Hello --

On Tue, 30 Jul 2002, Justin Johnson wrote:

> I'd like to hear from any Ruby programmers here what they would change about
> the implementation - the language and it's built-in features rather than any
> support libraries.

I wonder if I could interject a sort of philosophical question as a
preliminary here.  It's something I've never understood, and I want
to, because I think having different implementations of Ruby is a very
cool thing.

The question being... what exactly is an implementation of Ruby?  I
know this has come up before, but I still don't have a handle on it.

For example, if your interpreter lets me use named parameters, it
ceases to be a drop-in replacement for Ruby.  To my way of thinking,
it then by definition ceases to be an implementation of Ruby.

This isn't about the merits of the changes you (or other implementors)
might make.  My concern is what happens when there are various Rubies
around (whether or not they are more/less/equally elegant than/as
Ruby), and people start writing ostensible Ruby code that requires a
certain Ruby implementation.

When I brought this up briefly a while back that Matz didn't seem as
worried about it as I am :-)  I'm only worried in the sense that I
don't yet get how an "implementation of Ruby" is defined, and
therefore don't see how differently behaving Rubies would interact.


David

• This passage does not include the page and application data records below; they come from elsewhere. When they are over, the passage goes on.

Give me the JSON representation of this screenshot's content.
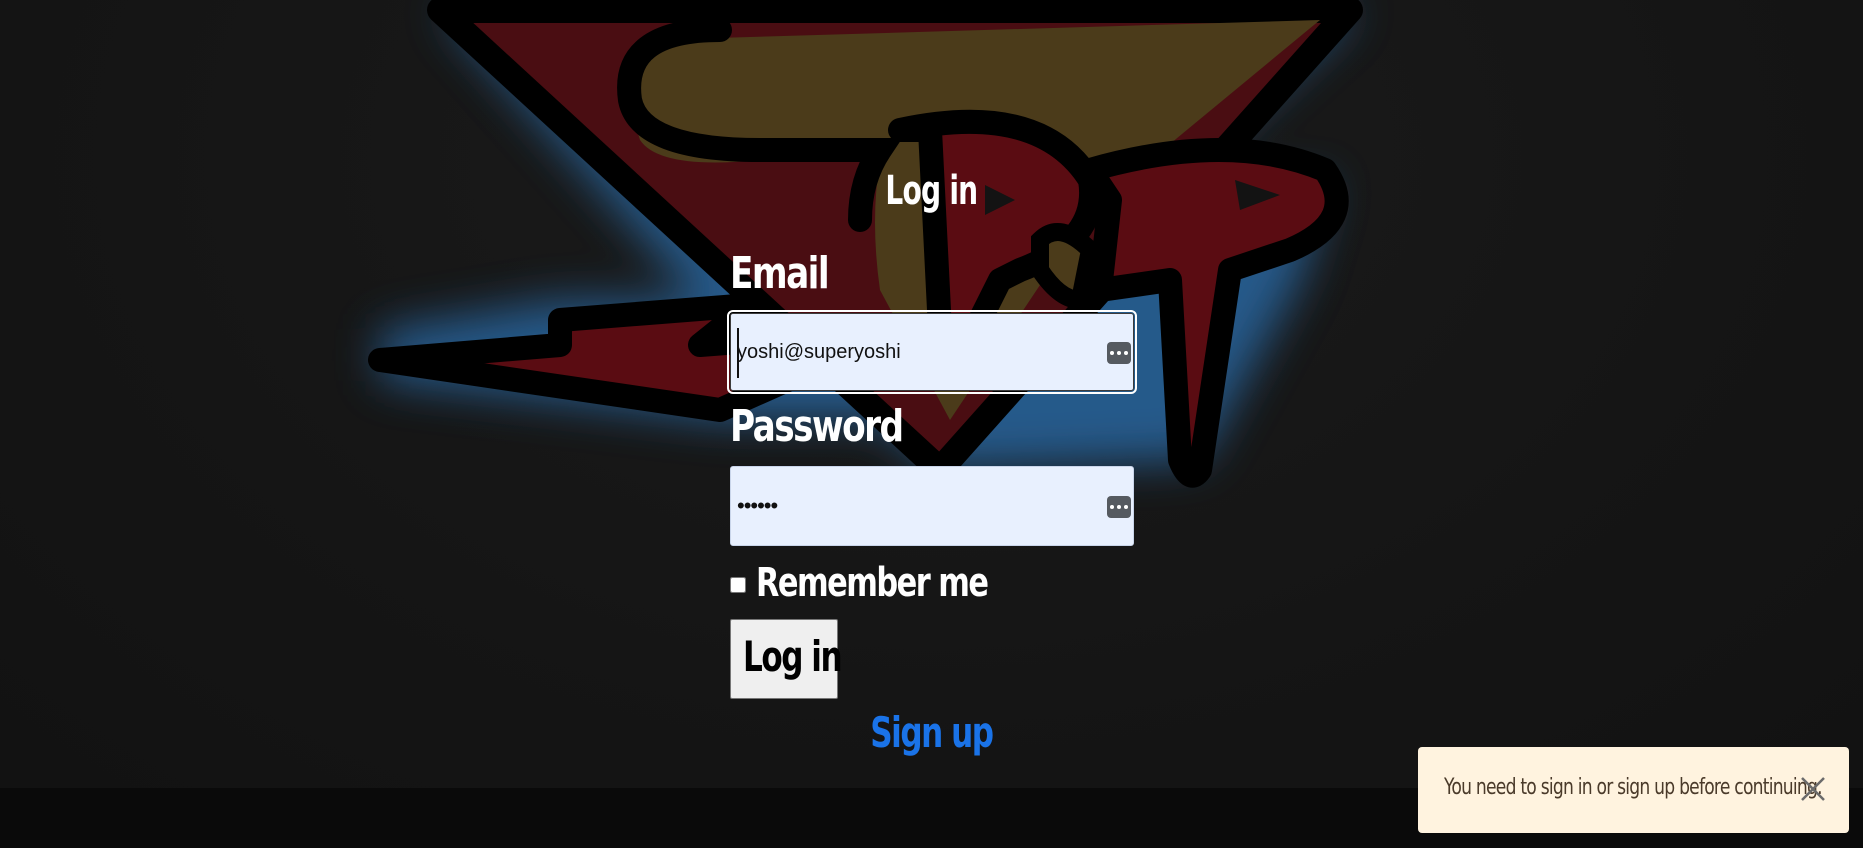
{
  "form": {
    "title": "Log in",
    "email_label": "Email",
    "email_value": "yoshi@superyoshi",
    "password_label": "Password",
    "password_value": "••••••",
    "remember_label": "Remember me",
    "remember_checked": false,
    "submit_label": "Log in",
    "signup_link": "Sign up"
  },
  "flash": {
    "message": "You need to sign in or sign up before continuing."
  },
  "colors": {
    "page_bg": "#131313",
    "input_bg": "#e8f0fe",
    "link": "#1a73e8",
    "toast_bg": "#fff3df",
    "logo_red": "#4a0d12",
    "logo_gold": "#4b3b1a"
  },
  "icons": {
    "password_manager": "password-manager-icon",
    "close": "close-icon"
  }
}
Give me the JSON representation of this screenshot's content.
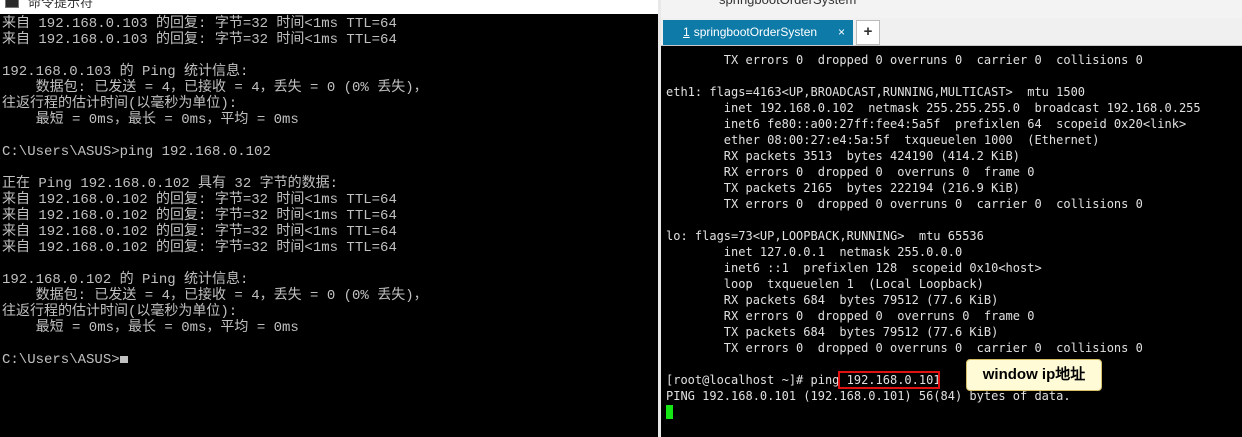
{
  "cmd": {
    "title": "命令提示符",
    "lines": [
      "来自 192.168.0.103 的回复: 字节=32 时间<1ms TTL=64",
      "来自 192.168.0.103 的回复: 字节=32 时间<1ms TTL=64",
      "",
      "192.168.0.103 的 Ping 统计信息:",
      "    数据包: 已发送 = 4，已接收 = 4，丢失 = 0 (0% 丢失)，",
      "往返行程的估计时间(以毫秒为单位):",
      "    最短 = 0ms，最长 = 0ms，平均 = 0ms",
      "",
      "C:\\Users\\ASUS>ping 192.168.0.102",
      "",
      "正在 Ping 192.168.0.102 具有 32 字节的数据:",
      "来自 192.168.0.102 的回复: 字节=32 时间<1ms TTL=64",
      "来自 192.168.0.102 的回复: 字节=32 时间<1ms TTL=64",
      "来自 192.168.0.102 的回复: 字节=32 时间<1ms TTL=64",
      "来自 192.168.0.102 的回复: 字节=32 时间<1ms TTL=64",
      "",
      "192.168.0.102 的 Ping 统计信息:",
      "    数据包: 已发送 = 4，已接收 = 4，丢失 = 0 (0% 丢失)，",
      "往返行程的估计时间(以毫秒为单位):",
      "    最短 = 0ms，最长 = 0ms，平均 = 0ms",
      ""
    ],
    "prompt": "C:\\Users\\ASUS>"
  },
  "terminal": {
    "window_title": "springbootOrderSystem",
    "tab": {
      "number": "1",
      "label": "springbootOrderSysten",
      "close": "×"
    },
    "add_tab": "+",
    "lines": [
      "        TX errors 0  dropped 0 overruns 0  carrier 0  collisions 0",
      "",
      "eth1: flags=4163<UP,BROADCAST,RUNNING,MULTICAST>  mtu 1500",
      "        inet 192.168.0.102  netmask 255.255.255.0  broadcast 192.168.0.255",
      "        inet6 fe80::a00:27ff:fee4:5a5f  prefixlen 64  scopeid 0x20<link>",
      "        ether 08:00:27:e4:5a:5f  txqueuelen 1000  (Ethernet)",
      "        RX packets 3513  bytes 424190 (414.2 KiB)",
      "        RX errors 0  dropped 0  overruns 0  frame 0",
      "        TX packets 2165  bytes 222194 (216.9 KiB)",
      "        TX errors 0  dropped 0 overruns 0  carrier 0  collisions 0",
      "",
      "lo: flags=73<UP,LOOPBACK,RUNNING>  mtu 65536",
      "        inet 127.0.0.1  netmask 255.0.0.0",
      "        inet6 ::1  prefixlen 128  scopeid 0x10<host>",
      "        loop  txqueuelen 1  (Local Loopback)",
      "        RX packets 684  bytes 79512 (77.6 KiB)",
      "        RX errors 0  dropped 0  overruns 0  frame 0",
      "        TX packets 684  bytes 79512 (77.6 KiB)",
      "        TX errors 0  dropped 0 overruns 0  carrier 0  collisions 0",
      "",
      "[root@localhost ~]# ping 192.168.0.101",
      "PING 192.168.0.101 (192.168.0.101) 56(84) bytes of data."
    ]
  },
  "annotation": {
    "label": "window ip地址",
    "highlight_color": "#e11111"
  }
}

-- 
David Alan Black
home: dblack / candle.superlink.net
work: blackdav / shu.edu
Web:  http://pirate.shu.edu/~blackdav